With thick plates of muscle and hands as lethal as any heavyweight in the business, Mike Tyson was becoming the monster that boxing fans had been craving. In just his first year of fighting, Tyson had amassed 15 wins, all in dominant fashion. In 1986, his second year as a pro, Tyson pummeled Trevor Burbick to win the WBC heavyweight championship. By 1987, Tyson had all the gold at just 20 years of age: the WBC, WBA, and IBF world championships were in his possession and many boxing pundits wondered what could derail the freight train of terror that he was inflicting in the squared circle. 1988 saw Tyson face his toughest test in the disputed lineal champion Michael Spinks. Within 91 seconds, Tyson dispatched of Spinks and was crowned the universally recognized undisputed heavyweight champion. No one could beat Tyson but Tyson himself, but by 1990, that prophetic statement would come to fruition.
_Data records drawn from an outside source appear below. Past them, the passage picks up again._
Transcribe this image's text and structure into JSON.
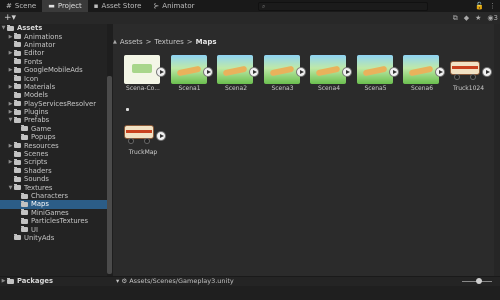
{
  "tabs": [
    {
      "icon": "grid-icon",
      "label": "Scene"
    },
    {
      "icon": "folder-icon",
      "label": "Project"
    },
    {
      "icon": "store-icon",
      "label": "Asset Store"
    },
    {
      "icon": "animator-icon",
      "label": "Animator"
    }
  ],
  "toolbar": {
    "add_label": "+▾",
    "search_placeholder": "⌕",
    "hidden_count": "3"
  },
  "tree": [
    {
      "label": "Assets",
      "depth": 0,
      "expanded": true,
      "bold": true
    },
    {
      "label": "Animations",
      "depth": 1,
      "expanded": false
    },
    {
      "label": "Animator",
      "depth": 1
    },
    {
      "label": "Editor",
      "depth": 1,
      "expanded": false
    },
    {
      "label": "Fonts",
      "depth": 1
    },
    {
      "label": "GoogleMobileAds",
      "depth": 1,
      "expanded": false
    },
    {
      "label": "Icon",
      "depth": 1
    },
    {
      "label": "Materials",
      "depth": 1,
      "expanded": false
    },
    {
      "label": "Models",
      "depth": 1
    },
    {
      "label": "PlayServicesResolver",
      "depth": 1,
      "expanded": false
    },
    {
      "label": "Plugins",
      "depth": 1,
      "expanded": false
    },
    {
      "label": "Prefabs",
      "depth": 1,
      "expanded": true
    },
    {
      "label": "Game",
      "depth": 2
    },
    {
      "label": "Popups",
      "depth": 2
    },
    {
      "label": "Resources",
      "depth": 1,
      "expanded": false
    },
    {
      "label": "Scenes",
      "depth": 1
    },
    {
      "label": "Scripts",
      "depth": 1,
      "expanded": false
    },
    {
      "label": "Shaders",
      "depth": 1
    },
    {
      "label": "Sounds",
      "depth": 1
    },
    {
      "label": "Textures",
      "depth": 1,
      "expanded": true
    },
    {
      "label": "Characters",
      "depth": 2
    },
    {
      "label": "Maps",
      "depth": 2,
      "selected": true
    },
    {
      "label": "MiniGames",
      "depth": 2
    },
    {
      "label": "ParticlesTextures",
      "depth": 2
    },
    {
      "label": "UI",
      "depth": 2
    },
    {
      "label": "UnityAds",
      "depth": 1
    }
  ],
  "packages_label": "Packages",
  "breadcrumb": {
    "parts": [
      "Assets",
      "Textures"
    ],
    "current": "Maps",
    "separator": ">"
  },
  "assets": [
    {
      "label": "Scena-Co...",
      "kind": "title"
    },
    {
      "label": "Scena1",
      "kind": "scene"
    },
    {
      "label": "Scena2",
      "kind": "scene"
    },
    {
      "label": "Scena3",
      "kind": "scene"
    },
    {
      "label": "Scena4",
      "kind": "scene"
    },
    {
      "label": "Scena5",
      "kind": "scene"
    },
    {
      "label": "Scena6",
      "kind": "scene"
    },
    {
      "label": "Truck1024",
      "kind": "truck"
    },
    {
      "label": "TruckMap",
      "kind": "truck"
    }
  ],
  "status": {
    "path": "Assets/Scenes/Gameplay3.unity"
  },
  "colors": {
    "selection": "#2c5d87",
    "panel": "#2b2b2b",
    "tabbar": "#191919"
  }
}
With his marriage to Robin Givens disintegrating, and a drug problem — specifically with cocaine — beginning to emerge, Tyson started to unravel. It didn’t help that Cus D’Amato, Tyson’s trainer and father figure, had died several years earlier and many attribute his loss to Tyson losing sight of his career, goals, and responsibilities. In 1990, Tyson faced the underdog Buster Douglas, who many pegged to lose within the first round as many of Tyson’s opponents did. The fight, held in Tokyo, produced one of the biggest upsets of all-time. Although Tyson knocked Douglas to the canvas in the eighth round, Douglas fought back and propelled a brutal combination of strikes to Tyson’s head in the 10th — Tyson didn’t answer the count.
Tyson’s personal life had caught up to him in he ring and he had lost the undisputed championship amidst reports that he had undertrained for the bout and was physically and mentally unprepared to defend his crown.